The last British prisoner was released from Guantanamo, but justice awaits for the 113 others left behind.
Ramzi Kassem is Associate Professor of Law at the City University of New York where he directs the Immigrant & Refugee Rights Clinic. With his studen... ts, Professor Kassem has represented prisoners of various nationalities presently or formerly held at American facilities at Guantanamo Bay, Cuba, at Bagram Air Base, Afghanistan, at so-called "Black Sites", and at other detention sites worldwide. In connection with these cases, Professor Kassem and his students have appeared before US federal district and appellate courts, as well as before the military commissions at Guantanamo. Professor Kassem also supervises the Creating Law Enforcement Accountability & Responsibility (CLEAR) project, which primarily aims to address the unmet legal needs of Muslim, Arab, South Asian, and other communities in the New York City area that are particularly affected by national security and counterterrorism policies and practices. Before joining the CUNY law faculty in 2009, Professor Kassem was a Robert M. Cover Teaching Fellow and Lecturer in Law at Yale Law School, where he taught in the Civil Liberties & National Security Clinic as well as the Worker & Immigrant Rights & Advocacy Clinic. Professor Kassem also previously served as Adjunct Professor of Law at Fordham University School of Law, where he taught in the International Justice Clinic. As a Johnnie L. Cochran, Jr. Civil Rights Fellow at Cochran Neufeld & Scheck (now Neufeld Scheck & Brustin), Professor Kassem litigated high-impact cases stemming from wrongful convictions and police misconduct. He has also served as a legal consultant for the International Center for Transitional Justice. Professor Kassem is a graduate of Columbia College and holds law degrees from Columbia Law School, where he was a Senior Editor for the Columbia Law Review, and from the Sorbonne. His interests include the legal and policy responses to the September 11th attacks and other national security crises, the rights of minorities and non-citizens, and international humanitarian law.

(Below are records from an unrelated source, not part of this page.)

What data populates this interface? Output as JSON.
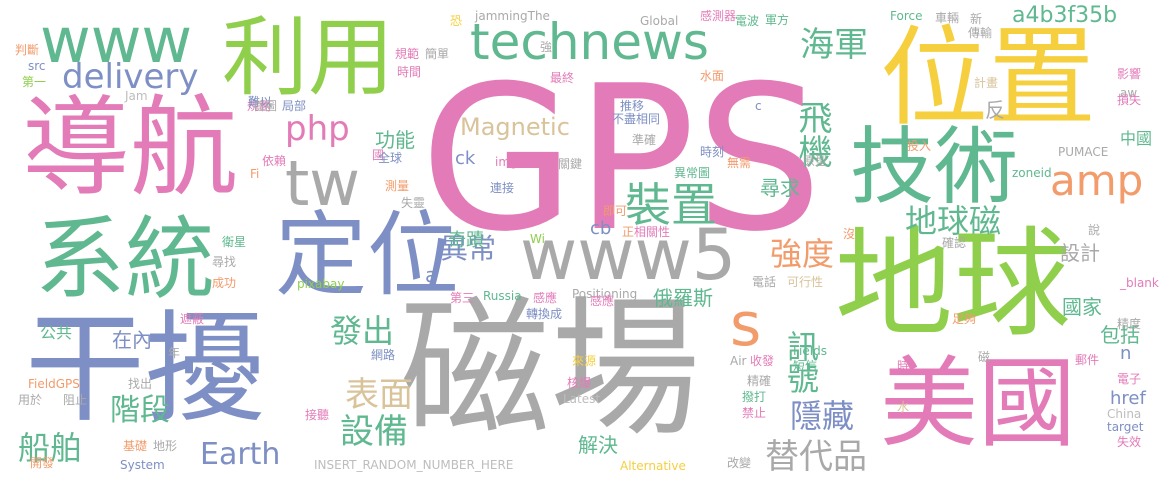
{
  "words": [
    "GPS",
    "磁場",
    "干擾",
    "導航",
    "位置",
    "地球",
    "美國",
    "定位",
    "系統",
    "技術",
    "technews",
    "利用",
    "www",
    "tw",
    "www5",
    "s",
    "delivery",
    "php",
    "amp",
    "裝置",
    "飛機",
    "海軍",
    "地球磁",
    "a4b3f35b",
    "強度",
    "異常",
    "發出",
    "訊號",
    "表面",
    "設備",
    "隱藏",
    "替代品",
    "船舶",
    "階段",
    "Earth",
    "Magnetic",
    "功能",
    "尋求",
    "俄羅斯",
    "奇蹟",
    "國家",
    "設計",
    "包括",
    "在內",
    "公共",
    "解決",
    "cb",
    "ck",
    "n",
    "href",
    "jammingThe",
    "感測器",
    "Global",
    "電波",
    "軍方",
    "Force",
    "車輛",
    "新",
    "傳輸",
    "恐",
    "判斷",
    "規範",
    "簡單",
    "時間",
    "最終",
    "水面",
    "影響",
    "計畫",
    "src",
    "第一",
    "Jam",
    "aw",
    "規劃",
    "局部",
    "難以",
    "首圖",
    "推移",
    "不盡相同",
    "準確",
    "損失",
    "依賴",
    "國",
    "全球",
    "img",
    "關鍵",
    "時刻",
    "無需",
    "原型",
    "投入",
    "Fi",
    "測量",
    "連接",
    "異常圖",
    "即可",
    "zoneid",
    "PUMACE",
    "衛星",
    "失靈",
    "Wi",
    "正",
    "相關性",
    "確認",
    "尋找",
    "成功",
    "pixabay",
    "第三",
    "Russia",
    "感應",
    "Positioning",
    "轉換成",
    "電話",
    "可行性",
    "足夠",
    "精度",
    "遮蔽",
    "年",
    "網路",
    "來源",
    "收發",
    "Air",
    "短信",
    "Fields",
    "郵件",
    "電子",
    "時",
    "磁",
    "FieldGPS",
    "找出",
    "用於",
    "阻止",
    "接聽",
    "Latest",
    "核爆",
    "精確",
    "撥打",
    "禁止",
    "水",
    "China",
    "target",
    "失效",
    "基礎",
    "地形",
    "開發",
    "System",
    "INSERT_RANDOM_NUMBER_HERE",
    "Alternative",
    "改變",
    "_blank",
    "說",
    "沒",
    "a",
    "c",
    "中國",
    "反",
    "強",
    "感應"
  ],
  "colors": {
    "pink": "#e37bb8",
    "green": "#8fcf4c",
    "yellow": "#f6cf3e",
    "gray": "#a9a9a9",
    "teal": "#5fb88f",
    "blue": "#7d8fc4",
    "orange": "#f29b6b",
    "tan": "#d9c39a",
    "lightgreen": "#a6d854",
    "lightgray": "#bdbdbd"
  }
}
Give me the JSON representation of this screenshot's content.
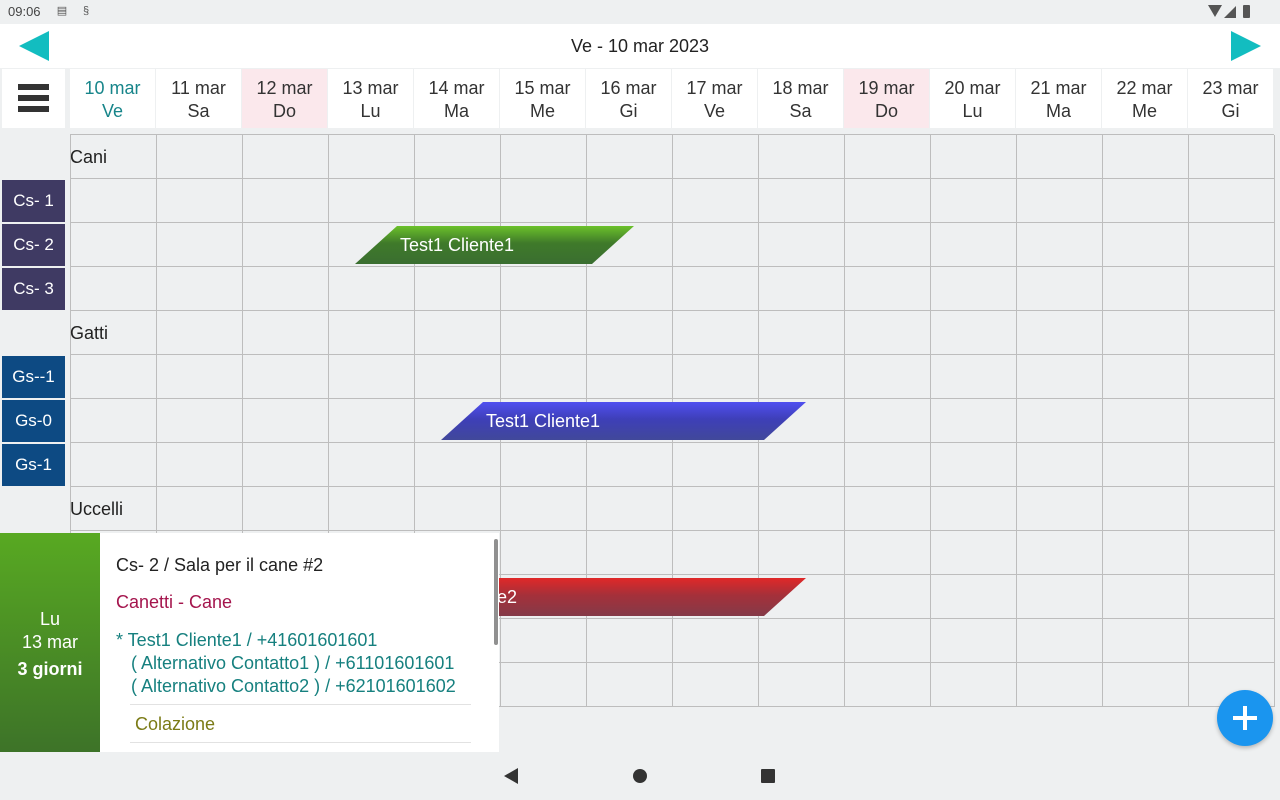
{
  "status_bar": {
    "time": "09:06",
    "icons": [
      "message-icon",
      "sync-icon",
      "wifi-icon",
      "signal-icon",
      "battery-icon"
    ]
  },
  "header": {
    "title": "Ve - 10 mar 2023",
    "prev_icon": "arrow-left-icon",
    "next_icon": "arrow-right-icon"
  },
  "menu": {
    "icon": "hamburger-menu-icon"
  },
  "dates": [
    {
      "date": "10 mar",
      "day": "Ve"
    },
    {
      "date": "11 mar",
      "day": "Sa"
    },
    {
      "date": "12 mar",
      "day": "Do"
    },
    {
      "date": "13 mar",
      "day": "Lu"
    },
    {
      "date": "14 mar",
      "day": "Ma"
    },
    {
      "date": "15 mar",
      "day": "Me"
    },
    {
      "date": "16 mar",
      "day": "Gi"
    },
    {
      "date": "17 mar",
      "day": "Ve"
    },
    {
      "date": "18 mar",
      "day": "Sa"
    },
    {
      "date": "19 mar",
      "day": "Do"
    },
    {
      "date": "20 mar",
      "day": "Lu"
    },
    {
      "date": "21 mar",
      "day": "Ma"
    },
    {
      "date": "22 mar",
      "day": "Me"
    },
    {
      "date": "23 mar",
      "day": "Gi"
    }
  ],
  "groups": [
    {
      "name": "Cani",
      "rooms": [
        "Cs- 1",
        "Cs- 2",
        "Cs- 3"
      ]
    },
    {
      "name": "Gatti",
      "rooms": [
        "Gs--1",
        "Gs-0",
        "Gs-1"
      ]
    },
    {
      "name": "Uccelli",
      "rooms": []
    }
  ],
  "bookings": [
    {
      "label": "Test1 Cliente1",
      "room": "Cs- 2",
      "start": "13 mar",
      "end": "16 mar",
      "color": "#3f7a2a"
    },
    {
      "label": "Test1 Cliente1",
      "room": "Gs-0",
      "start": "14 mar",
      "end": "18 mar",
      "color": "#3e3fb8"
    },
    {
      "label": "e2",
      "room": "",
      "start": "14 mar",
      "end": "18 mar",
      "color": "#8a3440"
    }
  ],
  "popup": {
    "day": "Lu",
    "date": "13 mar",
    "duration": "3 giorni",
    "room_line": "Cs- 2  /  Sala per il cane #2",
    "type_line": "Canetti - Cane",
    "contacts": [
      "*  Test1 Cliente1 / +41601601601",
      "( Alternativo Contatto1 ) / +61101601601",
      "( Alternativo Contatto2 ) / +62101601602"
    ],
    "service": "Colazione"
  },
  "fab": {
    "icon": "plus-icon"
  },
  "nav": {
    "back_icon": "back-icon",
    "home_icon": "home-icon",
    "recent_icon": "recent-apps-icon"
  }
}
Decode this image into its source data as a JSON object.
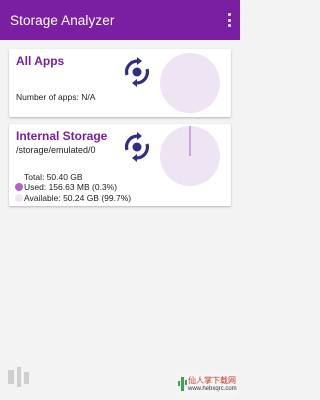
{
  "appbar": {
    "title": "Storage Analyzer"
  },
  "apps_card": {
    "title": "All Apps",
    "count_text": "Number of apps: N/A"
  },
  "storage_card": {
    "title": "Internal Storage",
    "path": "/storage/emulated/0",
    "total": "Total: 50.40 GB",
    "used": "Used: 156.63 MB (0.3%)",
    "available": "Available: 50.24 GB (99.7%)",
    "used_fraction": 0.003,
    "colors": {
      "used": "#b163c9",
      "available": "#eee4f3"
    }
  },
  "colors": {
    "primary": "#7a1fa2",
    "icon": "#2e2f82"
  },
  "icons": {
    "menu": "overflow-menu-icon",
    "refresh": "refresh-icon"
  },
  "watermark": {
    "brand": "仙人掌下载网",
    "url": "www.hebxqrc.com"
  }
}
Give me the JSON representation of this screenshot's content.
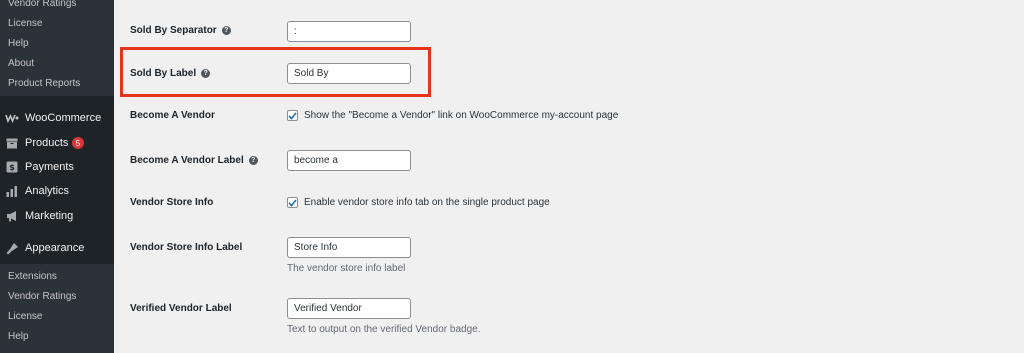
{
  "sidebar": {
    "top_submenu": [
      "Vendor Ratings",
      "License",
      "Help",
      "About",
      "Product Reports"
    ],
    "menu": [
      {
        "label": "WooCommerce",
        "icon": "woocommerce-icon"
      },
      {
        "label": "Products",
        "icon": "products-icon",
        "badge": "5"
      },
      {
        "label": "Payments",
        "icon": "payments-icon"
      },
      {
        "label": "Analytics",
        "icon": "analytics-icon"
      },
      {
        "label": "Marketing",
        "icon": "marketing-icon"
      },
      {
        "label": "Appearance",
        "icon": "appearance-icon"
      }
    ],
    "bottom_submenu": [
      "Extensions",
      "Vendor Ratings",
      "License",
      "Help"
    ]
  },
  "settings": {
    "sold_by_separator": {
      "label": "Sold By Separator",
      "value": ":"
    },
    "sold_by_label": {
      "label": "Sold By Label",
      "value": "Sold By"
    },
    "become_a_vendor": {
      "label": "Become A Vendor",
      "checkbox_text": "Show the \"Become a Vendor\" link on WooCommerce my-account page",
      "checked": true
    },
    "become_a_vendor_label": {
      "label": "Become A Vendor Label",
      "value": "become a"
    },
    "vendor_store_info": {
      "label": "Vendor Store Info",
      "checkbox_text": "Enable vendor store info tab on the single product page",
      "checked": true
    },
    "vendor_store_info_label": {
      "label": "Vendor Store Info Label",
      "value": "Store Info",
      "description": "The vendor store info label"
    },
    "verified_vendor_label": {
      "label": "Verified Vendor Label",
      "value": "Verified Vendor",
      "description": "Text to output on the verified Vendor badge."
    }
  },
  "colors": {
    "sidebar_bg": "#1d2327",
    "submenu_bg": "#2c3338",
    "highlight": "#e8331c",
    "checkbox_accent": "#2271b1",
    "badge": "#d63638"
  }
}
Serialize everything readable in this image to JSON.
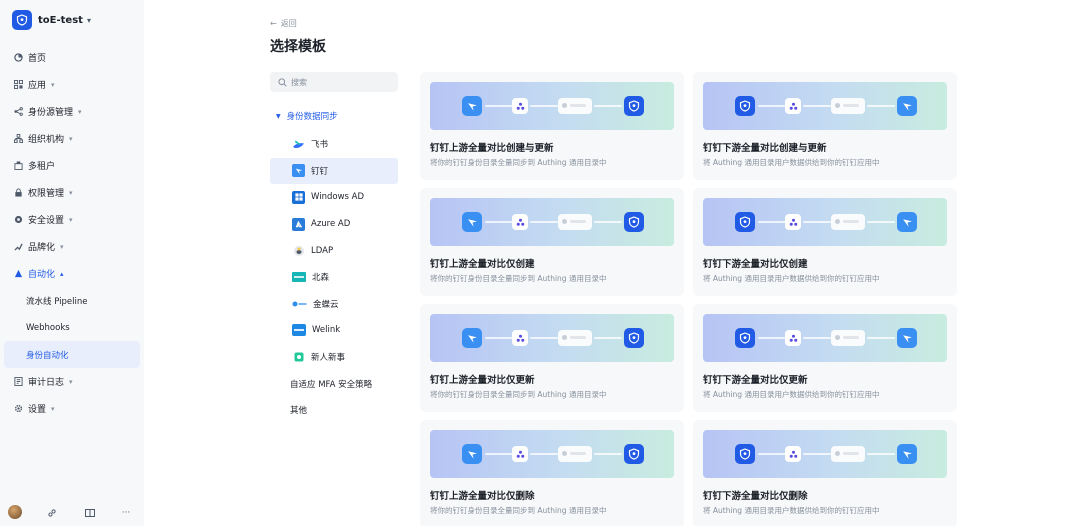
{
  "org": {
    "name": "toE-test"
  },
  "nav": {
    "items": [
      {
        "label": "首页",
        "icon": "home-icon",
        "caret": false
      },
      {
        "label": "应用",
        "icon": "apps-icon",
        "caret": true
      },
      {
        "label": "身份源管理",
        "icon": "identity-source-icon",
        "caret": true
      },
      {
        "label": "组织机构",
        "icon": "org-icon",
        "caret": true
      },
      {
        "label": "多租户",
        "icon": "tenant-icon",
        "caret": false
      },
      {
        "label": "权限管理",
        "icon": "permission-icon",
        "caret": true
      },
      {
        "label": "安全设置",
        "icon": "security-icon",
        "caret": true
      },
      {
        "label": "品牌化",
        "icon": "brand-icon",
        "caret": true
      },
      {
        "label": "自动化",
        "icon": "automation-icon",
        "caret": true,
        "open": true
      }
    ],
    "automation_sub": [
      {
        "label": "流水线 Pipeline"
      },
      {
        "label": "Webhooks"
      },
      {
        "label": "身份自动化",
        "active": true
      }
    ],
    "after": [
      {
        "label": "审计日志",
        "icon": "audit-log-icon",
        "caret": true
      },
      {
        "label": "设置",
        "icon": "settings-icon",
        "caret": true
      }
    ]
  },
  "header": {
    "back_label": "返回",
    "title": "选择模板"
  },
  "search": {
    "placeholder": "搜索"
  },
  "categories": {
    "group_label": "身份数据同步",
    "items": [
      {
        "label": "飞书",
        "icon": "feishu-icon",
        "color": "#3370ff"
      },
      {
        "label": "钉钉",
        "icon": "dingtalk-icon",
        "color": "#3a8ff3",
        "active": true
      },
      {
        "label": "Windows AD",
        "icon": "windows-icon",
        "color": "#1a6fd6"
      },
      {
        "label": "Azure AD",
        "icon": "azure-icon",
        "color": "#2b7bd9"
      },
      {
        "label": "LDAP",
        "icon": "ldap-icon",
        "color": "#c9cdd4"
      },
      {
        "label": "北森",
        "icon": "beisen-icon",
        "color": "#16b6b6"
      },
      {
        "label": "金蝶云",
        "icon": "kingdee-icon",
        "color": "#2f8ff0"
      },
      {
        "label": "Welink",
        "icon": "welink-icon",
        "color": "#1e88e5"
      },
      {
        "label": "新人新事",
        "icon": "xinrenxinshi-icon",
        "color": "#20c997"
      }
    ],
    "others": [
      {
        "label": "自适应 MFA 安全策略"
      },
      {
        "label": "其他"
      }
    ]
  },
  "templates": [
    {
      "title": "钉钉上游全量对比创建与更新",
      "desc": "将你的钉钉身份目录全量同步到 Authing 通用目录中",
      "direction": "upstream"
    },
    {
      "title": "钉钉下游全量对比创建与更新",
      "desc": "将 Authing 通用目录用户数据供给到你的钉钉应用中",
      "direction": "downstream"
    },
    {
      "title": "钉钉上游全量对比仅创建",
      "desc": "将你的钉钉身份目录全量同步到 Authing 通用目录中",
      "direction": "upstream"
    },
    {
      "title": "钉钉下游全量对比仅创建",
      "desc": "将 Authing 通用目录用户数据供给到你的钉钉应用中",
      "direction": "downstream"
    },
    {
      "title": "钉钉上游全量对比仅更新",
      "desc": "将你的钉钉身份目录全量同步到 Authing 通用目录中",
      "direction": "upstream"
    },
    {
      "title": "钉钉下游全量对比仅更新",
      "desc": "将 Authing 通用目录用户数据供给到你的钉钉应用中",
      "direction": "downstream"
    },
    {
      "title": "钉钉上游全量对比仅删除",
      "desc": "将你的钉钉身份目录全量同步到 Authing 通用目录中",
      "direction": "upstream"
    },
    {
      "title": "钉钉下游全量对比仅删除",
      "desc": "将 Authing 通用目录用户数据供给到你的钉钉应用中",
      "direction": "downstream"
    }
  ],
  "colors": {
    "accent": "#215ae5",
    "dingtalk": "#3a8ff3",
    "sidebar_bg": "#f7f8fa"
  }
}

Both treat torture at secret CIA prisons as if it were a thing of the past, masking the reality of an enduring practice.